“Older people on fixed incomes, they cannot afford to have their taxes go up any more and that’s the people I’m standing up for,” said Stewart, 57.
Among Mascoma’s five towns, Orange stood to have the biggest tax impact from the bond. It would be 4 cents per $1,000 of assessed property value in the first year, another 67 cents in the second year and an additional $1.03 in the third year, accumulating to $1.74 per 1,000 of valuation every year over the life of the bond. Dorchester would be the least affected with a 2 cent increase in the first year, 40 cents in the second and 61 cents in the third, totaling $1.03. However, because of the way the loan package was structured, taxpayers face some uncertainty about the terms of the financing after 2035.
Cavalieri said he could support a bond that was maybe half the amount proposed, and school officials could start by cutting out the auditorium portion of the renovation.
“It’s huge money,” said Cavalieri, 55. “Millions and millions of dollars that we don’t need to spend right now.”
Those sentiments were echoed at the polls in Grafton, where previous bond votes have struggled to win much support.
Steve Kudlik, of Grafton, said the sticker shock was too much to bear.
“We could do it for a lot less,” he said. “I am more about education than I am with what the building looks like.”
Grafton resident Jeremy Olson, who identifies with the Free State Project, said that Mascoma officials simply were asking for too much money.
“It is way too expensive,” Olson said.
Olson offered an idea that he considered more palatable.
“If they had broken up the bond question I wouldn’t have necessarily opposed it,” Olson said, suggesting officials should have split the items the school “needs” into a separate article, versus what the school “wants.”
If officials had done so, he said, “I wouldn’t have taken the time to oppose it,” much like he did this time around. Olson said he started the Mascoma Valley Taxpayers Union and was behind putting out yellow signs along Route 4 in opposition of the bond.
Brewster Gove, who sits on the Grafton School Board and is the town’s representative for the board to the Mascoma district, said the group worked to whittle-down the figure the best it could.

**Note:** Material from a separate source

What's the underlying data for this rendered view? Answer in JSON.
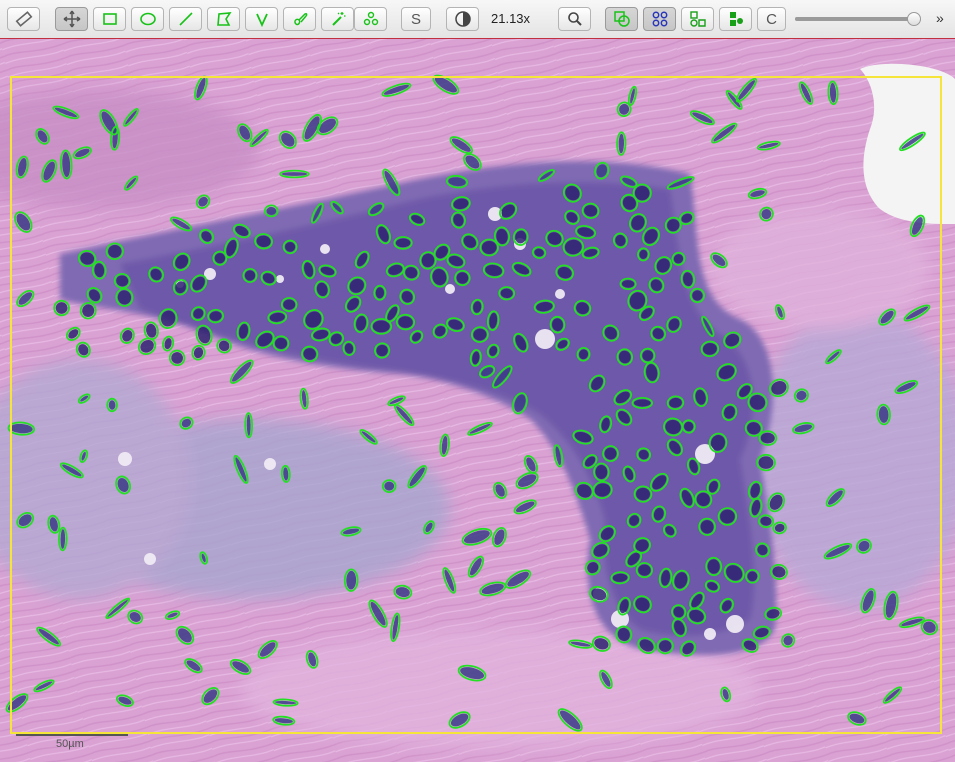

“We did a lot of thinking with the architects,” Gove said. “We really tried to be frugal.”
Valley News staff writer Jordan Cuddemi contributed to this report.
Chris Fleisher can be reached at 603-727-3229 or email@example.com.